Globally, around 185 million people living with T2DM have silent disease. Our hypothesis was that T2DM-associated pancreatic imaging phenotype could be characterized with quantitative radiomics. Our purpose was to determine if CT radiomics-based ML classifier could differentiate patients with T2DM versus control subjects.

Materials and Methods:
Volumetric pancreas segmentation using 3D Slicer was done on a dataset [portal venous CTs, slice thickness (ST) = 5mm] with morphologically normal pancreas in 422 patients with T2DM (mean age=63 years; male: female=0.8:1) and 456 controls (mean age=64 years; male: female=1.1:1). Data were randomly split into training (n=600; 300 each of T2DM and controls) and test sets (n=278; 122 T2DM, 156 controls). Pre-processing included: modified soft tissue window (level 50 HU, width 500 HU); rescaling to range 0-255; resampling to 0.75 x 0.75 x 2-mm (in-plane x ST). Using a bin width of 25,107 features (shape, first order, and texture features) were extracted using PyRadiomics. Multiple feature selection methods were tested. Four classifiers: logistic regression, SVMs, random forests, and XGBoost - were built using selected features. Parameters were chosen through a 3-fold cross-validation grid search on the training set. Model with the highest performance was evaluated on the independent test set.

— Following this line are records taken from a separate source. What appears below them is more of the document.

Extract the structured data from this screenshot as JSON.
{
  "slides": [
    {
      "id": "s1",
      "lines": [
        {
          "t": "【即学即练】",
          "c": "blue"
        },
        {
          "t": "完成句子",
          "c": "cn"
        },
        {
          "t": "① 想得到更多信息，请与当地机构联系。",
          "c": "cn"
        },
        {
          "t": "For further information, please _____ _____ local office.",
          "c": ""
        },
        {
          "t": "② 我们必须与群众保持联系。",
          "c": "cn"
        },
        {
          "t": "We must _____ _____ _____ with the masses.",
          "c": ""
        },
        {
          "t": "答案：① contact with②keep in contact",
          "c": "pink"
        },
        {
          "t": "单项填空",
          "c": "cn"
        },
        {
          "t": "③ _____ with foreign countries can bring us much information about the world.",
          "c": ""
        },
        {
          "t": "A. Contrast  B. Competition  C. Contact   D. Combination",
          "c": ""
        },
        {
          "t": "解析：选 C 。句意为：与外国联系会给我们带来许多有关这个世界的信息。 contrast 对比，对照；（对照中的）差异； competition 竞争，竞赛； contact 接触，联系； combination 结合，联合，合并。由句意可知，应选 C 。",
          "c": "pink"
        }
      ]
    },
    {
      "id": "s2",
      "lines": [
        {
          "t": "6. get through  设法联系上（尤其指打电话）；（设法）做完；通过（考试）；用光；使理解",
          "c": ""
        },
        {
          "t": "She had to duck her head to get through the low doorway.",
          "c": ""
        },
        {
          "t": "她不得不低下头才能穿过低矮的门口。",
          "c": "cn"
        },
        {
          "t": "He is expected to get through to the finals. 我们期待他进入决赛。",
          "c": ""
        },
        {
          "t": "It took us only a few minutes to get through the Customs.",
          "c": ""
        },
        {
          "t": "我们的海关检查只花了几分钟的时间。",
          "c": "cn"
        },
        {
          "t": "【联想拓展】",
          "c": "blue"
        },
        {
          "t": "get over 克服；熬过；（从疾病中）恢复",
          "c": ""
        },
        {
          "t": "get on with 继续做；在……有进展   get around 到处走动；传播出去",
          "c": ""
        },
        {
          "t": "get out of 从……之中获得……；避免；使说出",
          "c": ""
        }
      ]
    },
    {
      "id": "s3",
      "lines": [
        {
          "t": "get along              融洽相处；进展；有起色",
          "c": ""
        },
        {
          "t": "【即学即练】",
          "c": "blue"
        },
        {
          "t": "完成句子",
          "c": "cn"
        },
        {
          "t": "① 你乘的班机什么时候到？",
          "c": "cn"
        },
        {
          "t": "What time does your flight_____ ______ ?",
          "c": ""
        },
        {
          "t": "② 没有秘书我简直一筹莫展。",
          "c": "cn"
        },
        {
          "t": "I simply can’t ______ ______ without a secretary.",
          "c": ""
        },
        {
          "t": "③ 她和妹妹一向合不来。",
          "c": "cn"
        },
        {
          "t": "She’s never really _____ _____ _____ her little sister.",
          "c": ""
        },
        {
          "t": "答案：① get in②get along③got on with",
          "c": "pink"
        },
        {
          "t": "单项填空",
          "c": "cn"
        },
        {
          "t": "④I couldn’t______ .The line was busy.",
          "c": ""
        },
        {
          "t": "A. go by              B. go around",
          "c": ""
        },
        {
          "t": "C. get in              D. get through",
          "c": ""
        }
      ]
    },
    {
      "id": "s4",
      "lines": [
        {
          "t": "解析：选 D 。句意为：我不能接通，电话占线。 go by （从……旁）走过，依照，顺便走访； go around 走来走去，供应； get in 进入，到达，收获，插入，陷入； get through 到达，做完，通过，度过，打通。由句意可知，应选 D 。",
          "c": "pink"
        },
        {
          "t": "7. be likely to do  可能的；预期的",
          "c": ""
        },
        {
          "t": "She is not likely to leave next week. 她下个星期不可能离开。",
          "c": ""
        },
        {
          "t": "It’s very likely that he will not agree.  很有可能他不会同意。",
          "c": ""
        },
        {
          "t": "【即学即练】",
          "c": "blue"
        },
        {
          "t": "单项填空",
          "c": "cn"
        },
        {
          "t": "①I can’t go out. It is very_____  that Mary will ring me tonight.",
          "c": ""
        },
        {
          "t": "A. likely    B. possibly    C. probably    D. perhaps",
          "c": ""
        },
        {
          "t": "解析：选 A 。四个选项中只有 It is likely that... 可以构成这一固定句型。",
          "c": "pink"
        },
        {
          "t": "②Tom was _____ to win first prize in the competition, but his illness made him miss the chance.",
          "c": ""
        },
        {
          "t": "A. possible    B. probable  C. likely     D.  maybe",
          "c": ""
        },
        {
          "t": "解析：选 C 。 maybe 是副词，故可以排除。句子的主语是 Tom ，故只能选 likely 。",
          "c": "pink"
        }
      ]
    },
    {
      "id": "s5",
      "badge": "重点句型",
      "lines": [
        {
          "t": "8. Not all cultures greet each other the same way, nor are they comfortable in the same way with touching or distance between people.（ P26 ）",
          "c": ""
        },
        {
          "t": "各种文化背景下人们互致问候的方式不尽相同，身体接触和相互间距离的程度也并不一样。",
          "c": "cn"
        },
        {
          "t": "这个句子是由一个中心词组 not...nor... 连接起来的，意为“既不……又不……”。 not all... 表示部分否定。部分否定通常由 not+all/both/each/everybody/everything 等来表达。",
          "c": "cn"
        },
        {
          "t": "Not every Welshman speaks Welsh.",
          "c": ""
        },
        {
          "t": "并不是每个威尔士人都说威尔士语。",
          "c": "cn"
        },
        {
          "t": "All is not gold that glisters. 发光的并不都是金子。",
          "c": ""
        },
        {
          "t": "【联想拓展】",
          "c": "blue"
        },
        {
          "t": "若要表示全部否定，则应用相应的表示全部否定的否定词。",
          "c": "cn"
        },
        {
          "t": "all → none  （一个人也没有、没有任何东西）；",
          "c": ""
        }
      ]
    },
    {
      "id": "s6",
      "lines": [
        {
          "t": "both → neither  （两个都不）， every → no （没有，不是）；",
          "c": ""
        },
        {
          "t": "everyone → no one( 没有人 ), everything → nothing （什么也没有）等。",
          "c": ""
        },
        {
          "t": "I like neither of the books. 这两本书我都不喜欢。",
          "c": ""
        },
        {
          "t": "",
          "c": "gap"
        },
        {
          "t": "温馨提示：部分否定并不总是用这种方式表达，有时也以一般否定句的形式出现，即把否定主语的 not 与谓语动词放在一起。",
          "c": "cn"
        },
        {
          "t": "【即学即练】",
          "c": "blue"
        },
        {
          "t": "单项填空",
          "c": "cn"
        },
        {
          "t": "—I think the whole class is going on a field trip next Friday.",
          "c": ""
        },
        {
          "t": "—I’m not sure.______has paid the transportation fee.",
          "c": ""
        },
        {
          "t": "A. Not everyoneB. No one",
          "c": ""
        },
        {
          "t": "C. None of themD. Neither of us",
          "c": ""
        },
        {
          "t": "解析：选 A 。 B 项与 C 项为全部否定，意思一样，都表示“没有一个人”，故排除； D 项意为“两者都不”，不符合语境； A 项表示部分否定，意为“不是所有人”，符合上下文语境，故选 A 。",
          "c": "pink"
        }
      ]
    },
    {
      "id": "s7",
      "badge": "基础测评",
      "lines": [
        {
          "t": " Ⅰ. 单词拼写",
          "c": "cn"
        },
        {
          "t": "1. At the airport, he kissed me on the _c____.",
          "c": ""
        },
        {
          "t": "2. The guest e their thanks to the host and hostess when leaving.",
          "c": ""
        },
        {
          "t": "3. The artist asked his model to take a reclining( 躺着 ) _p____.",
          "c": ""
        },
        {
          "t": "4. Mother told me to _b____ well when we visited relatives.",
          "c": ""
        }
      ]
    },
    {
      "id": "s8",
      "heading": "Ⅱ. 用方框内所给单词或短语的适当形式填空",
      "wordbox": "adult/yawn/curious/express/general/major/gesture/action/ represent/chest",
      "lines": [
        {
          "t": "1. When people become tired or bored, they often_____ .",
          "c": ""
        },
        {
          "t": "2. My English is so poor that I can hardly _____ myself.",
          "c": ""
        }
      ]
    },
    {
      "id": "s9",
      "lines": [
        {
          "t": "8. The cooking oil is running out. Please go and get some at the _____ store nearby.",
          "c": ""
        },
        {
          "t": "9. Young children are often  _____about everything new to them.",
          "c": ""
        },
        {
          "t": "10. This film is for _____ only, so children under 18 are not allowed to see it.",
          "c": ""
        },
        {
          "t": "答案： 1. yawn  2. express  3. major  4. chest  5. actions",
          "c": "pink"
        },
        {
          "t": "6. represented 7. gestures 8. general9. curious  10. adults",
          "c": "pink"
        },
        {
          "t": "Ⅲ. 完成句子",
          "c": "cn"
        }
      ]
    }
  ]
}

Results:
Mean (range) age of T2DM and control cohorts in the test set was 63 (32-90) and 64 (35-89) years, respectively. Mean (range) T2DM duration was 4.6 (0-15.7) years. Patients with T2DM were on insulin (n=16, 13%), oral antidiabetics (n=25, 20.5%), both (n=49, 40%), or no medications (n=32, 26%). In cross validation, XGBoost model (n_estimators=100, gamma=0.1, max_depth=4, lambda=10, learning_rate=0.01), which was based on the top 10 features selected according to the ANOVA F-value, had the highest performance [accuracy: 0.673 (0.012), area under the curve (AUC) 0.691 (0.025)]. On the test set, the model correctly classified 73 (60%) T2DM CT scans and 97 (62.2%) controls, which translated to accuracy and AUC of 0.61 (0.02) and 0.65 (0.014), respectively. Model’s performance was similar across genders (p=0.6), CT STs (accuracy 58% on ST <3 mm vs 64% on ST >3 mm; p=0.4) and vendors (accuracy 59.2% on CTs from Siemens vs 76% on CTs from others; p=0.1). Mean (range) T2DM duration (in years) was similar for correctly classified [4.5 (0-15.4)] vs misclassified CTs [4.8 (0-15.7)] (p=0.8). There was no difference in the distribution of correctly classified vs. misclassified T2DM CT scans with regards to type of antidiabetic medication: insulin (22% vs. 8%), oral antidiabetics (9% vs 18%), both (41% vs 39%) (p=0.6). Mean (range) duration (in years) of antidiabetic medications was also similar for correctly classified [5.4 (0-15)] vs misclassified CTs [5 (0-13)] (p=0.4).

Conclusion:
ML classifier based on radiomics extracted from a morphologically normal pancreas could differentiate patients with T2DM vs unaffected subjects. Prospective validation on enriched multicenter datasets could offer the prospect of opportunistic CT detection of undiagnosed or unsuspected T2DM.